The notion behind the Legion is that it’s a military unit for people that need to get away from their troubles at home and end up going to harsh environments on the other side of the world. Well, like any military force that gets a reputation for being full of tough, expendable soldiers, there are many aspects of the Legion that make it definitely worth your time to get to know better.
10. Inauspicious Origins
You might think that an organization that’s notorious for accepting recruits from around the world is in some way meant to be forward-thinking or idealistic. The Foreign Legion was definitely not that. Signed into being by King Louis-Philippe in 1831, it was intended as a lowkey way to take all the surviving revolutionaries from the July Revolution of 1830 and send them somewhere far away instead of sowing resentment by executing them. It was also a method of getting rid of immigrants, hence its extremely diverse population from the beginning among the rank and file.
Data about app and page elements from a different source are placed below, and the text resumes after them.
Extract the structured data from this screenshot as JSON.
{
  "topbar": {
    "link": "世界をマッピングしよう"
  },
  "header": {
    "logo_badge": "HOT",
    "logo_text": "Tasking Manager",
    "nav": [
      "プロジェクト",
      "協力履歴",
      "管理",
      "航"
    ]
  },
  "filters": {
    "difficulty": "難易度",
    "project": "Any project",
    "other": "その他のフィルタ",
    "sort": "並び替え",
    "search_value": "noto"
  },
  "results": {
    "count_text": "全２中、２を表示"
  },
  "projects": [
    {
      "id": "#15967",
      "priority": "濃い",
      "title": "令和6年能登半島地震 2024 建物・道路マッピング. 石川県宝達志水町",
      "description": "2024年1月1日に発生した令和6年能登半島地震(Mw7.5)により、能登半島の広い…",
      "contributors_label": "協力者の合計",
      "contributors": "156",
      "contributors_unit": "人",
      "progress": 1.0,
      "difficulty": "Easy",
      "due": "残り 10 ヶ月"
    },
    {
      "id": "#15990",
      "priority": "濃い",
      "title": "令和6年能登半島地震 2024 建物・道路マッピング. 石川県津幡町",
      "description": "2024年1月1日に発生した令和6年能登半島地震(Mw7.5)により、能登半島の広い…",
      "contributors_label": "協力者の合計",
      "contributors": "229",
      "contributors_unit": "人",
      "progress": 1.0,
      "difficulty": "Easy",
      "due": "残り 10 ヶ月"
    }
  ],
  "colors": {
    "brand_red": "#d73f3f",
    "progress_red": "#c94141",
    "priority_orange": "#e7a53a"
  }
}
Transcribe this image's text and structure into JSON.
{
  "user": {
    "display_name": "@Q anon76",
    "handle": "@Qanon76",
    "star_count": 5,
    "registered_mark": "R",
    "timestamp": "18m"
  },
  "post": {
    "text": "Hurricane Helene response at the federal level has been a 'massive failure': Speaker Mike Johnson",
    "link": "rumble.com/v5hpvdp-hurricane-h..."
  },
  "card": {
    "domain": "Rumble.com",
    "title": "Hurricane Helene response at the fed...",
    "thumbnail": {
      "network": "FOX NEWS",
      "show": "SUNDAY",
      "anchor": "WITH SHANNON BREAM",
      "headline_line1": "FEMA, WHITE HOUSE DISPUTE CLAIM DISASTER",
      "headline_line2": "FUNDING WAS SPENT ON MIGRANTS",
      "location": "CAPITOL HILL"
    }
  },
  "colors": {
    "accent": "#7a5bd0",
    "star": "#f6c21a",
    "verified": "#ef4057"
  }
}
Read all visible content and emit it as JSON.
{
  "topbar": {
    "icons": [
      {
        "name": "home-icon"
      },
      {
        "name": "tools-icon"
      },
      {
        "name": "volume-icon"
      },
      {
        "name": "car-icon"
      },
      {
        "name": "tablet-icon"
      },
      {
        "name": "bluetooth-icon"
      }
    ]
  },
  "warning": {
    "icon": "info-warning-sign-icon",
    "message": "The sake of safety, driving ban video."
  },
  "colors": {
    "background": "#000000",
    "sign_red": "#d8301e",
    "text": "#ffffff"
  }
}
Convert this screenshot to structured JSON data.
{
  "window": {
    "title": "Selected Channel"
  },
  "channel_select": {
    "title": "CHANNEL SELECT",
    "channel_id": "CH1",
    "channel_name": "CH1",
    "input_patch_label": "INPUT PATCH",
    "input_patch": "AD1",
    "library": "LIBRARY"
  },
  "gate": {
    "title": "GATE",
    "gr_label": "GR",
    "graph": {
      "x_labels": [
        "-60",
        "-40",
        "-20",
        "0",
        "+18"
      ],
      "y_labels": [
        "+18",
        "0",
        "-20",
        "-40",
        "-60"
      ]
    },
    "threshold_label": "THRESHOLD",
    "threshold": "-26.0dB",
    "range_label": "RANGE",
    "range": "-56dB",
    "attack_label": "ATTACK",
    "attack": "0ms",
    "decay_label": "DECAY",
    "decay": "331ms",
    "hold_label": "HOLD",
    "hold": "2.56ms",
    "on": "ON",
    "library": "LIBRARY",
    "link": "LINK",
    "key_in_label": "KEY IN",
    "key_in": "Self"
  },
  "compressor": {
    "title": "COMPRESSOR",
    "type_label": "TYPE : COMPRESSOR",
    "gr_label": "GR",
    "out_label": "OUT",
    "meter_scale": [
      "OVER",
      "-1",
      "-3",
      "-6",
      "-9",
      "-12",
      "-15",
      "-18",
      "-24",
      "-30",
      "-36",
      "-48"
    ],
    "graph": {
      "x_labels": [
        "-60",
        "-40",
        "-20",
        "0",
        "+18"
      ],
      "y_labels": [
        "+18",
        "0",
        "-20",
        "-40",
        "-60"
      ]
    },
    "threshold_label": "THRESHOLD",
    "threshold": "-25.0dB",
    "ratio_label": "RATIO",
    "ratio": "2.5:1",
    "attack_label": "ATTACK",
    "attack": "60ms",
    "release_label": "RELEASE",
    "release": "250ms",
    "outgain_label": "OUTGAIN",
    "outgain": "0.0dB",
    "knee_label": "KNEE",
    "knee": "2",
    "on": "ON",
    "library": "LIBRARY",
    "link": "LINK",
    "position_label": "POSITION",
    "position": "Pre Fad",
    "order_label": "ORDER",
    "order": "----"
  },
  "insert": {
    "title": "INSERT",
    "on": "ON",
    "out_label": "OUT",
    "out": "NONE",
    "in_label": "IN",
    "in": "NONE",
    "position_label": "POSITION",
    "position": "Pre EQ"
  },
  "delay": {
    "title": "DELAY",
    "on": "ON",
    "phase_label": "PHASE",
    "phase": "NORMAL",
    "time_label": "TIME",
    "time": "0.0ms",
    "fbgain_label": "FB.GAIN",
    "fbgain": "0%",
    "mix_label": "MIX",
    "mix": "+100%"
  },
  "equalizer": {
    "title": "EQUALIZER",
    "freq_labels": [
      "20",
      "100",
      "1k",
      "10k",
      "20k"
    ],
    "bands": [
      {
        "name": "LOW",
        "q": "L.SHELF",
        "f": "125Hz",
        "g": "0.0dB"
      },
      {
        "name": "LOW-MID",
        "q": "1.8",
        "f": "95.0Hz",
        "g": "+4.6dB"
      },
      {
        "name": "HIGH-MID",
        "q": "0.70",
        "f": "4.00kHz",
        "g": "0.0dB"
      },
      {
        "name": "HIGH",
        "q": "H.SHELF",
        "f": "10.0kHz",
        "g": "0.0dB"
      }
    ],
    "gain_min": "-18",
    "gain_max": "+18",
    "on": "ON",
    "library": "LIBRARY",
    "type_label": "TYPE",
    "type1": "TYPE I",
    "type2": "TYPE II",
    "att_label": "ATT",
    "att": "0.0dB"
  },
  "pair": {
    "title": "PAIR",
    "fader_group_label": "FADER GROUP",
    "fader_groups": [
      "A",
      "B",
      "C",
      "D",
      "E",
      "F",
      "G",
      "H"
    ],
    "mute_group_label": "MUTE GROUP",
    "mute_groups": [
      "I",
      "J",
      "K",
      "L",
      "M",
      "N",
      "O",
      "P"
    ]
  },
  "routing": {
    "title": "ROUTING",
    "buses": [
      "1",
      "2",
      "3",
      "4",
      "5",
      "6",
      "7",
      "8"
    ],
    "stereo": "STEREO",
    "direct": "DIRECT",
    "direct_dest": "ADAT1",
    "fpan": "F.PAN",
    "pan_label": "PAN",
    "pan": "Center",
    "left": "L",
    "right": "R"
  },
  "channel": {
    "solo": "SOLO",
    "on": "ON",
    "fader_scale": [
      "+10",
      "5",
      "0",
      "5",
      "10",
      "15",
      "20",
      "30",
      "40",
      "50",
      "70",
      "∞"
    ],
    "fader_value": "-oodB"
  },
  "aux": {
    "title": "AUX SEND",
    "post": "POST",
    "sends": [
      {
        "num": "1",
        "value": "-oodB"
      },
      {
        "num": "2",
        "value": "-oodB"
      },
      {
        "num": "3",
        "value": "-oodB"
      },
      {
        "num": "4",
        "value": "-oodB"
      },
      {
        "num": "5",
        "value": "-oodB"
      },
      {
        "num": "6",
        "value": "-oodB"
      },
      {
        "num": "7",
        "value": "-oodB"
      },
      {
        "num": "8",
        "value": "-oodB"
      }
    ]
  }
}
The Legion took a long time to go from a way of sweeping undesirables under the rug to an institution anyone would want to romanticize. After serving garrison duty in the colony of Algeria, in 1835 they were sent to fight in Spain where they suffered heavy casualties and were criticized as being constantly on the verge of mutiny. Even as late as 1861 when they were back in Algeria, their commanding general Ulrich told high command that the unit should be disbanded since desertion was rife and the soldiers were so badly disciplined otherwise that they couldn’t be issued ammunition or be given two pairs of shoes lest they sell their spare pair. It wouldn’t be until after World War One that they gained mainstream respectability in France.